An important change is coming to Chevrolet’s NTT IndyCar Series effort as the reigning manufacturers’ championship winner will receive all of its support from inside the brand-new GM Charlotte Technical Center in North Carolina.
Housed in a 120,000-square-foot facility on the Hendrick Motorsports campus, the GM tech center brings all of its engineering support and research & development capabilities in-house for its IndyCar project led by program manager Rob Buckner. This marks a significant change as Pratt & Miller Engineering’s longstanding involvement in Chevy’s IndyCar engineering activities, which included vast simulation tools and developing its championship-winning aero kit from 2015-17, will reach its conclusion at the end of the year.
Along with serving as the new engineering home for the Bowtie’s open-wheel effort, the GM tech center also supports its multi-tier involvement in NASCAR and Cadillac’s IMSA GTP program with shaker rigs, aerodynamic testing, and three driver-in-the-loop (DIL) simulators, among other high-value chassis tuning and optimization tools made available for ready use.
“A little over two years ago, Eric Warren and I came over to motorsports with the charter from our leadership, Mark Reuss and company, to move motorsports more in house,” Mark Stielow, GM’s director of motorsports competition engineering, told RACER. “Eric and I have led the charge on developing the tool chain, and with that, we stood up the new Charlotte Tech Center and in that building will be a lot of shared resources between all of our race programs. So NASCAR, IndyCar, and sports car will all run out of this operation in Charlotte. Then I’ll have the sister operation in Milford, Michigan, based in the Milford proving ground campus, to make sure we have tight linkage back to the (manufacturer) side for technology transfer.

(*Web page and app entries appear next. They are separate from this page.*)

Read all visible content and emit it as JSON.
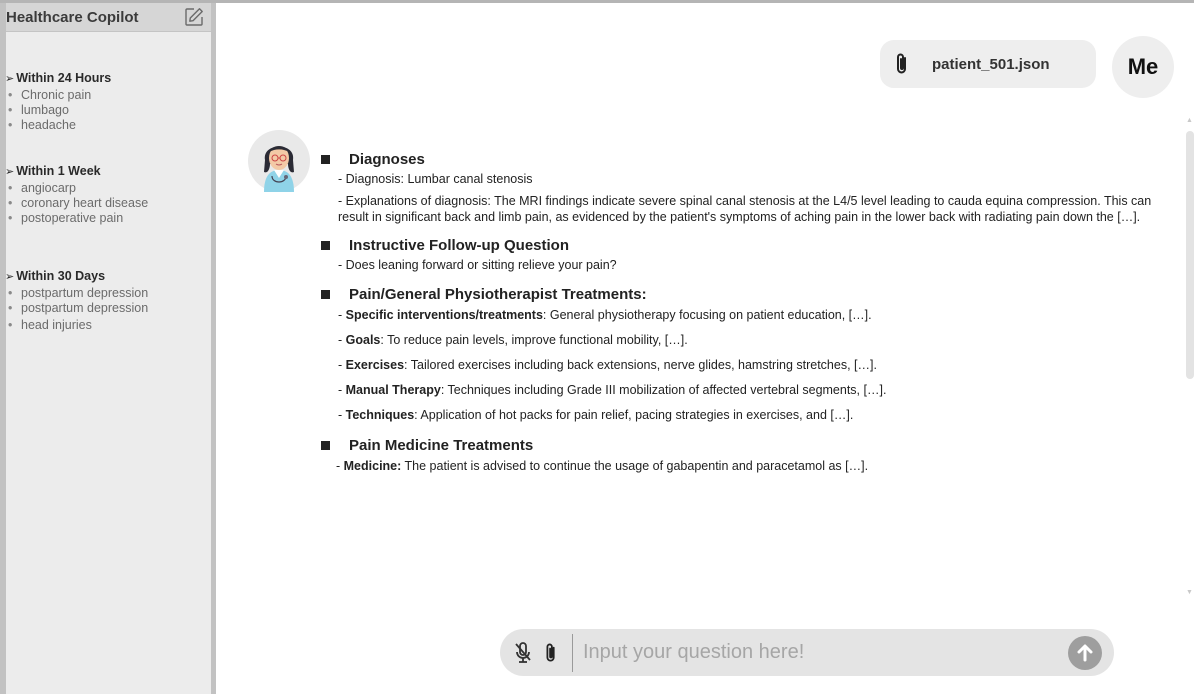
{
  "sidebar": {
    "title": "Healthcare Copilot",
    "new_chat_icon": "edit-square-icon",
    "groups": [
      {
        "title": "Within 24 Hours",
        "items": [
          "Chronic pain",
          "lumbago",
          "headache"
        ]
      },
      {
        "title": "Within 1 Week",
        "items": [
          "angiocarp",
          "coronary heart disease",
          "postoperative pain"
        ]
      },
      {
        "title": "Within 30 Days",
        "items": [
          "postpartum depression",
          "postpartum depression",
          "head injuries"
        ]
      }
    ]
  },
  "user": {
    "avatar_label": "Me",
    "file_name": "patient_501.json",
    "file_icon": "paperclip-icon"
  },
  "response": {
    "sections": [
      {
        "title": "Diagnoses",
        "lines": [
          {
            "text": "- Diagnosis: Lumbar canal stenosis"
          },
          {
            "text": "- Explanations of diagnosis: The MRI findings indicate severe spinal canal stenosis at the L4/5 level leading to cauda equina compression. This can result in significant back and limb pain, as evidenced by the patient's symptoms of aching pain in the lower back with radiating pain down the […]."
          }
        ]
      },
      {
        "title": "Instructive Follow-up Question",
        "lines": [
          {
            "text": "- Does leaning forward or sitting relieve your pain?"
          }
        ]
      },
      {
        "title": "Pain/General Physiotherapist Treatments:",
        "lines": [
          {
            "prefix": "- ",
            "label": "Specific interventions/treatments",
            "text": ": General physiotherapy focusing on patient education, […]."
          },
          {
            "prefix": "- ",
            "label": "Goals",
            "text": ": To reduce pain levels, improve functional mobility, […]."
          },
          {
            "prefix": "- ",
            "label": "Exercises",
            "text": ": Tailored exercises including back extensions, nerve glides, hamstring stretches, […]."
          },
          {
            "prefix": "- ",
            "label": "Manual Therapy",
            "text": ": Techniques including Grade III mobilization of affected vertebral segments, […]."
          },
          {
            "prefix": "- ",
            "label": "Techniques",
            "text": ": Application of hot packs for pain relief, pacing strategies in exercises, and […]."
          }
        ]
      },
      {
        "title": "Pain Medicine Treatments",
        "lines": [
          {
            "prefix": "- ",
            "label": "Medicine:",
            "text": " The patient is advised to continue the usage of gabapentin and paracetamol as […]."
          }
        ]
      }
    ]
  },
  "input": {
    "placeholder": "Input your question here!",
    "mic_icon": "mic-off-icon",
    "attach_icon": "paperclip-icon",
    "send_icon": "arrow-up-icon"
  },
  "colors": {
    "sidebar_bg": "#ececec",
    "sidebar_header_bg": "#d6d6d6",
    "chip_bg": "#eeeeee",
    "input_bg": "#e4e4e4",
    "send_bg": "#9e9e9e"
  }
}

“The heart of NASCAR racing is here in Charlotte, so we decided to put our big tech center here, right outside the Hendrick campus, and we’ve been able to recruit and hire a lot of good talent. At the same time, Rob Buckner and I have been hiring talent to support IndyCar. So, 2022 was a transition year, Pratt & Miller was still in contract with General Motors, and Rob and I were bringing people on board to work hand in hand with Pratt & Miller to get our team stood up. Moving into the 2023 season, we’ll still be reliant on some Pratt & Miller tools, but we’ll be bridging over to our new in-house tool chain from General Motors to support IndyCar racing.”
With annual reductions in track testing becoming the norm for most racing series where GM has an official presence, Buckner looks forward to having a big and consolidated building to work within where all of the bench, rig, and virtual testing tools are at his team’s disposal.
“What we’ve really embraced is a lot of alignment and complements between production vehicle engineering and trying to push towards being all-virtual and digital with very few physical test properties,” he said. “The challenge in front of us for motorsports is to roll off the truck and be very strong in first practice and then keep building on that through a weekend, and I think we have a lot of opportunity to do that with the new tech center investment and the driving simulators.